If your child is frequently out of control or often exhibits aggressive behavior such as biting, kicking or throwing temper tantrums, he may have a behavior problem. Bad behavior can also come in the form of verbal confrontations such as bad language or back-talk. Behavioral problems are treatable through parental discipline techniques or the help of a professional. The first step is identifying the cause of the problem.
A child's behavior is a product of his temperament. A child with a strong temperament is more likely to have behavior problems than a child with a mild temperament. Temperament is controlled by genetics, according to the North Carolina State University Cooperative Extension. The researchers describe three types of temperament--easy, sensitive and feisty. The group claims that 15 percent of children are born feisty. These are the children who tend to have behavior problems. Behavioral issues may also be a result of biological factors like visual impairments, speech disorders and motor disabilities, explains the National Association for the Education of Young Children.
A report by the National Association of Social Workers suggests that children in impoverished families often exhibit behavior problems. These children tend to be hyperactive and aggressive. Their out-of-control behaviors can lead to poor performance in school and delinquency. One reason for this connection is negative feelings and lack of attention from parents who are experiencing economic stress. The longer the poverty persists, the more troublesome the behavior will be.
When children are in an unsuitable environment, they are prone to act out. NAEYC lists an overcrowded child care facility or a household with insufficient toys or activities as examples of unsuitable settings for children. Lack of playthings or attention can lead to jealousy and then hostility between children. The group suggests putting yourself in the position of your child to determine how many toys or activities are necessary.
Cry for Help

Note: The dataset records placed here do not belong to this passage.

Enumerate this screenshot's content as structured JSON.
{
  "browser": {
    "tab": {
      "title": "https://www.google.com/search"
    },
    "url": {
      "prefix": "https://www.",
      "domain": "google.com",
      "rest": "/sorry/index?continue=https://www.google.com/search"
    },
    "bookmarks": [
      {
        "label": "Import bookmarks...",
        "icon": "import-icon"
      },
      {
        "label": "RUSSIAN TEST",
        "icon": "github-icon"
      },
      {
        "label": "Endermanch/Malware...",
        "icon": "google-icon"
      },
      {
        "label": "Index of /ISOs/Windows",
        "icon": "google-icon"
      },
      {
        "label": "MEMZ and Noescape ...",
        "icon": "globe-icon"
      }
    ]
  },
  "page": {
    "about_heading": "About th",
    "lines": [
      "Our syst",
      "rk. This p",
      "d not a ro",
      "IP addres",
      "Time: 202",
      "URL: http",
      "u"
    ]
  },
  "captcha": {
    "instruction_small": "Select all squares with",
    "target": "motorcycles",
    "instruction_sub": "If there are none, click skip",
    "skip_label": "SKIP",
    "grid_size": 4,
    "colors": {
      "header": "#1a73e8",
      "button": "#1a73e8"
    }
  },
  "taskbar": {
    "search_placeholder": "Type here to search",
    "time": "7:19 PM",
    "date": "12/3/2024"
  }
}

Sometimes children use bad behavior as their call for help. For example, if the youngest child in a family feels powerless against her older siblings, she may act out. She may feel that biting, for example, is a way to get parental attention when older siblings are dominant. Children, Youth, and Women's Health Service suggests that parents offer more protection to the youngest child to help prevent bad behavior. Another technique in this situation is to urge the older children to be kinder and more mindful of their younger sibling.